CAA Row: Even as the Citizenship Amendment Act (CAA) prepares to take effect, did the Nehru-Liaquat pact’s failure in 1950 serve as a catalyst for the creation of “benign and narrowly tailored legislation” intended to protect the minorities in “non secular” countries in our neighborhood?

The CAA states that individuals from six minority communities — Hindus, Sikhs, Parsis, Buddhists, and Christians — who were forced to flee their homes in Afghanistan, Bangladesh, and Pakistan because of religious persecution, would no longer be considered illegal migrants.

Pakistan promptly broke its pledge, though. In October of 1951, Liyaqat Ali was assassinated. Following the theft of a sacred relic at Hazratbal, Srinagar, on January 3, 1964, there were widespread unrest in East Pakistan (now Bangladesh), which resulted in looting, burning, and fatalities targeted against the minority population. Despite the recovery of the sacred relic the following day, social unrest persisted.

Pakistan promptly broke its pledge, though.
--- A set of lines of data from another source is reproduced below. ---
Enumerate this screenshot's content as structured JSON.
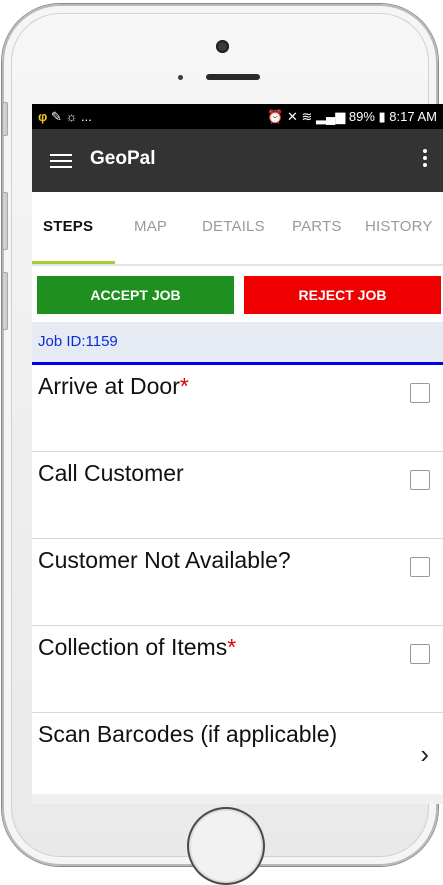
{
  "status_bar": {
    "left_text": "...",
    "right_text": "89%",
    "time": "8:17 AM"
  },
  "app_bar": {
    "title": "GeoPal"
  },
  "tabs": [
    {
      "label": "STEPS",
      "active": true
    },
    {
      "label": "MAP",
      "active": false
    },
    {
      "label": "DETAILS",
      "active": false
    },
    {
      "label": "PARTS",
      "active": false
    },
    {
      "label": "HISTORY",
      "active": false
    }
  ],
  "actions": {
    "accept_label": "ACCEPT JOB",
    "reject_label": "REJECT JOB"
  },
  "job": {
    "id_label": "Job ID:1159"
  },
  "steps": [
    {
      "label": "Arrive at Door",
      "required": "*",
      "control": "checkbox"
    },
    {
      "label": "Call Customer",
      "required": "",
      "control": "checkbox"
    },
    {
      "label": "Customer Not Available?",
      "required": "",
      "control": "checkbox"
    },
    {
      "label": "Collection of Items",
      "required": "*",
      "control": "checkbox"
    },
    {
      "label": "Scan Barcodes (if applicable)",
      "required": "",
      "control": "chevron"
    }
  ],
  "colors": {
    "accent_tab": "#9fcf33",
    "accept": "#1f8f1f",
    "reject": "#f00000",
    "job_id": "#0a2ed8",
    "required": "#e00000"
  }
}
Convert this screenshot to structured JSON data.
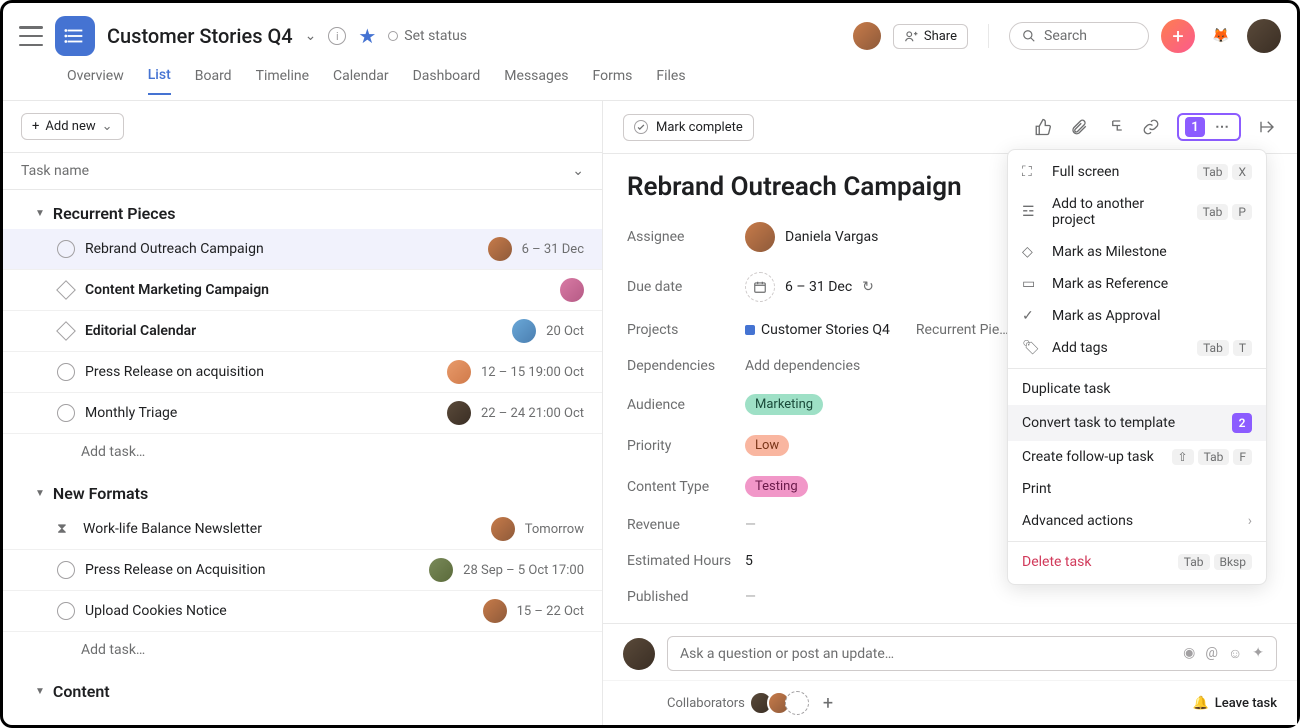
{
  "header": {
    "project_title": "Customer Stories Q4",
    "set_status": "Set status",
    "share": "Share",
    "search_placeholder": "Search"
  },
  "tabs": [
    "Overview",
    "List",
    "Board",
    "Timeline",
    "Calendar",
    "Dashboard",
    "Messages",
    "Forms",
    "Files"
  ],
  "active_tab": "List",
  "addnew": "Add new",
  "column_header": "Task name",
  "sections": [
    {
      "title": "Recurrent Pieces",
      "tasks": [
        {
          "name": "Rebrand Outreach Campaign",
          "date": "6 – 31 Dec",
          "icon": "check",
          "selected": true,
          "bold": false,
          "av": "av-a"
        },
        {
          "name": "Content Marketing Campaign",
          "date": "",
          "icon": "diamond",
          "bold": true,
          "av": "av-b"
        },
        {
          "name": "Editorial Calendar",
          "date": "20 Oct",
          "icon": "diamond",
          "bold": true,
          "av": "av-c"
        },
        {
          "name": "Press Release on acquisition",
          "date": "12 – 15 19:00 Oct",
          "icon": "check",
          "bold": false,
          "av": "av-e"
        },
        {
          "name": "Monthly Triage",
          "date": "22 – 24 21:00 Oct",
          "icon": "check",
          "bold": false,
          "av": "av-d"
        }
      ]
    },
    {
      "title": "New Formats",
      "tasks": [
        {
          "name": "Work-life Balance Newsletter",
          "date": "Tomorrow",
          "icon": "hourglass",
          "bold": false,
          "av": "av-a"
        },
        {
          "name": "Press Release on Acquisition",
          "date": "28 Sep – 5 Oct 17:00",
          "icon": "check",
          "bold": false,
          "av": "av-f"
        },
        {
          "name": "Upload Cookies Notice",
          "date": "15 – 22 Oct",
          "icon": "check",
          "bold": false,
          "av": "av-a"
        }
      ]
    },
    {
      "title": "Content",
      "tasks": []
    }
  ],
  "addtask": "Add task…",
  "panel": {
    "mark_complete": "Mark complete",
    "title": "Rebrand Outreach Campaign",
    "assignee_label": "Assignee",
    "assignee": "Daniela Vargas",
    "due_label": "Due date",
    "due": "6 – 31 Dec",
    "projects_label": "Projects",
    "project1": "Customer Stories Q4",
    "project2": "Recurrent Pie…",
    "dep_label": "Dependencies",
    "dep_val": "Add dependencies",
    "audience_label": "Audience",
    "audience_val": "Marketing",
    "audience_color": "#5da283",
    "priority_label": "Priority",
    "priority_val": "Low",
    "priority_color": "#f58e6f",
    "content_label": "Content Type",
    "content_val": "Testing",
    "content_color": "#e362a6",
    "revenue_label": "Revenue",
    "est_label": "Estimated Hours",
    "est_val": "5",
    "pub_label": "Published",
    "comment_placeholder": "Ask a question or post an update…",
    "collab_label": "Collaborators",
    "leave": "Leave task"
  },
  "menu": {
    "step1": "1",
    "step2": "2",
    "items1": [
      {
        "icon": "⛶",
        "label": "Full screen",
        "keys": [
          "Tab",
          "X"
        ]
      },
      {
        "icon": "☲",
        "label": "Add to another project",
        "keys": [
          "Tab",
          "P"
        ]
      },
      {
        "icon": "◇",
        "label": "Mark as Milestone"
      },
      {
        "icon": "▭",
        "label": "Mark as Reference"
      },
      {
        "icon": "✓",
        "label": "Mark as Approval"
      },
      {
        "icon": "🏷",
        "label": "Add tags",
        "keys": [
          "Tab",
          "T"
        ]
      }
    ],
    "items2": [
      {
        "label": "Duplicate task"
      },
      {
        "label": "Convert task to template",
        "hl": true,
        "badge": "2"
      },
      {
        "label": "Create follow-up task",
        "keys": [
          "⇧",
          "Tab",
          "F"
        ]
      },
      {
        "label": "Print"
      },
      {
        "label": "Advanced actions",
        "chev": true
      }
    ],
    "delete": {
      "label": "Delete task",
      "keys": [
        "Tab",
        "Bksp"
      ]
    }
  }
}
In October of 1951, Liyaqat Ali was assassinated. Following the theft of a sacred relic at Hazratbal, Srinagar, on January 3, 1964, there were widespread unrest in East Pakistan (now Bangladesh), which resulted in looting, burning, and fatalities targeted against the minority population. Even though the sacred relic was found the following day, communal disturbances continued.

In fact, the then Union Home Minister Gulzari Lal Nanda claimed that Pakistan was not carrying out its share of the Nehru-Liyaqat accord while India was carrying it out in response to a calling attention motion in the Lok Sabha.
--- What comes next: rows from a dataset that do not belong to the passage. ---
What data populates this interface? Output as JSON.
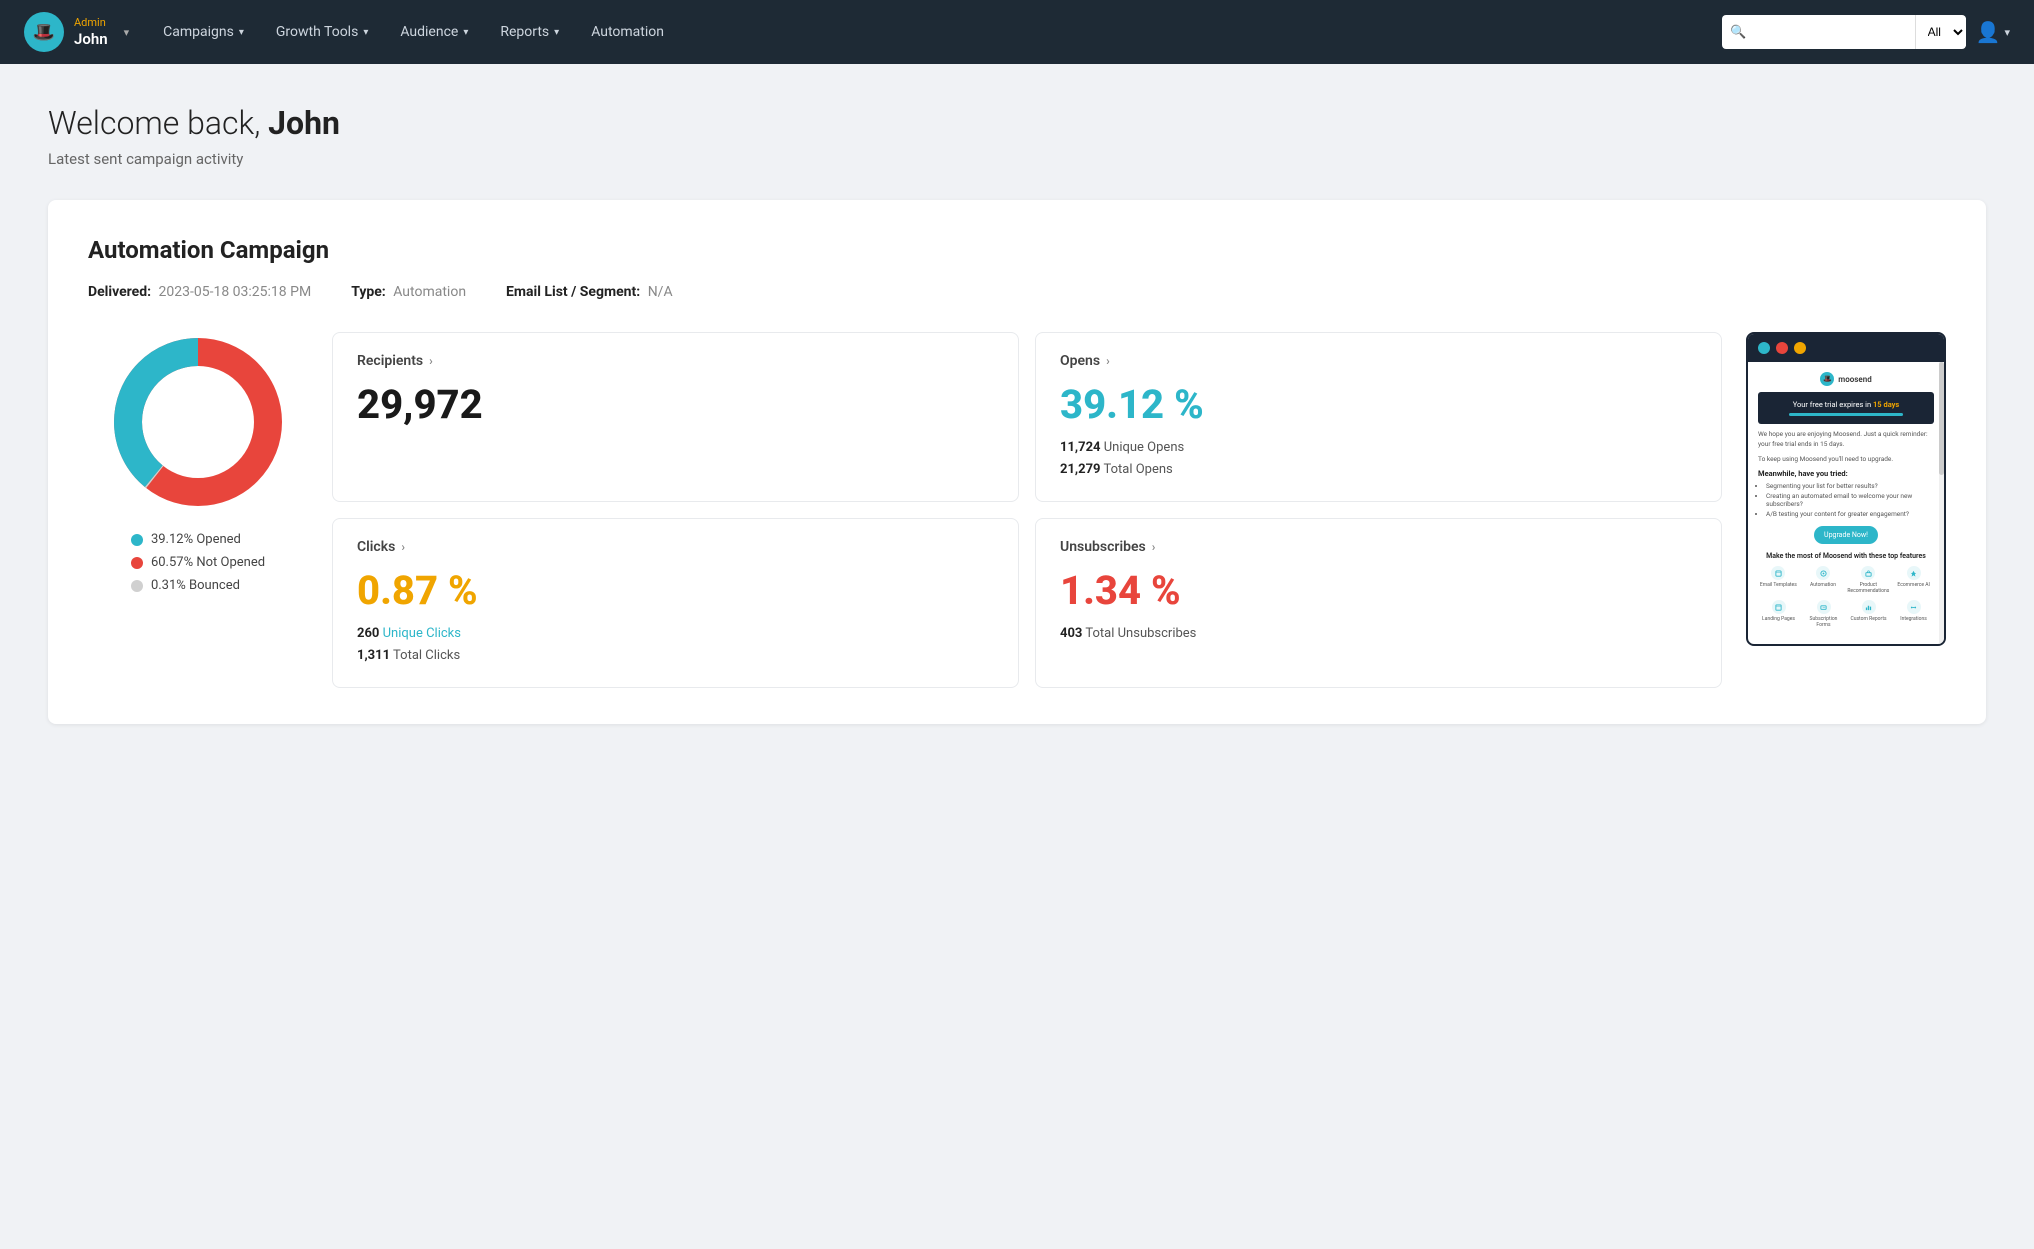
{
  "navbar": {
    "logo_emoji": "🎩",
    "user_role": "Admin",
    "user_name": "John",
    "nav_items": [
      {
        "label": "Campaigns",
        "has_dropdown": true
      },
      {
        "label": "Growth Tools",
        "has_dropdown": true
      },
      {
        "label": "Audience",
        "has_dropdown": true
      },
      {
        "label": "Reports",
        "has_dropdown": true
      },
      {
        "label": "Automation",
        "has_dropdown": false
      }
    ],
    "search_placeholder": "",
    "search_option": "All"
  },
  "page": {
    "welcome_text": "Welcome back, ",
    "welcome_name": "John",
    "subtitle": "Latest sent campaign activity"
  },
  "campaign": {
    "title": "Automation Campaign",
    "delivered_label": "Delivered:",
    "delivered_value": "2023-05-18 03:25:18 PM",
    "type_label": "Type:",
    "type_value": "Automation",
    "email_list_label": "Email List / Segment:",
    "email_list_value": "N/A"
  },
  "chart": {
    "opened_pct": 39.12,
    "not_opened_pct": 60.57,
    "bounced_pct": 0.31,
    "legend": [
      {
        "label": "39.12% Opened",
        "color": "#2db6c9"
      },
      {
        "label": "60.57% Not Opened",
        "color": "#e8453c"
      },
      {
        "label": "0.31% Bounced",
        "color": "#d0d0d0"
      }
    ]
  },
  "stats": {
    "recipients": {
      "label": "Recipients",
      "value": "29,972",
      "color": "dark"
    },
    "opens": {
      "label": "Opens",
      "value": "39.12 %",
      "color": "cyan",
      "unique_count": "11,724",
      "unique_label": "Unique Opens",
      "total_count": "21,279",
      "total_label": "Total Opens"
    },
    "clicks": {
      "label": "Clicks",
      "value": "0.87 %",
      "color": "yellow",
      "unique_count": "260",
      "unique_label": "Unique Clicks",
      "total_count": "1,311",
      "total_label": "Total Clicks"
    },
    "unsubscribes": {
      "label": "Unsubscribes",
      "value": "1.34 %",
      "color": "red",
      "total_count": "403",
      "total_label": "Total Unsubscribes"
    }
  },
  "email_preview": {
    "dots": [
      "teal",
      "red",
      "yellow"
    ],
    "logo_text": "moosend",
    "banner_text": "Your free trial expires in 15 days",
    "body_text1": "We hope you are enjoying Moosend. Just a quick reminder: your free trial ends in 15 days.",
    "body_text2": "To keep using Moosend you'll need to upgrade.",
    "heading": "Meanwhile, have you tried:",
    "list_items": [
      "Segmenting your list for better results?",
      "Creating an automated email to welcome your new subscribers?",
      "A/B testing your content for greater engagement?"
    ],
    "cta_label": "Upgrade Now!",
    "features_title": "Make the most of Moosend with these top features",
    "features": [
      "Email Templates",
      "Automation",
      "Product Recommendations",
      "Ecommerce AI",
      "Landing Pages",
      "Subscription Forms",
      "Custom Reports",
      "Integrations"
    ]
  }
}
Nanda, who held the position of caretaker prime minister of India twice following the assassinations of Nehru and Lal Bahadur Shastri, expressed that India cannot ignore the plight of minorities in Pakistan, saying that “we cannot turn our face against sufferings, the torture of their bodies and spirit and all that they are undergoing there.”

When Nehru’s home minister said, “We cannot bar their way, if they [the Hindu minority in Pakistan] find it impossible to breathe the air of security in their country and they feel they must leave it,” he was sitting in parliament as prime minister. We lack the courage to advise them to stay there and get killed. After Nehru suffered a paralyzing stroke on his left side in Bhubaneswar three days later, Nanda took over as Prime Minister Nehru’s temporary executive successor.

Based on the argument that persecution stemming from political or religious movements cannot be equated with the systemic religious persecution that the CAA seeks to address, the CAA has excluded Ahmadias, Shias, Baha’is, Hazaras, Jews, Baloch, and Atheist communities.

In a similar vein, the CAA has not been applied to instances involving Rohingyas, Tibetan Buddhists, or Tamils from Sri Lanka because it is not intended to be a comprehensive answer to global problems. There is a claim that the Indian parliament is unable to address the different types of persecution that occur in different nations all over the world.

According to a ministry of home affairs document, the CAA only categorizes religious persecution in nations where a state religion is practiced, not on the basis of religion.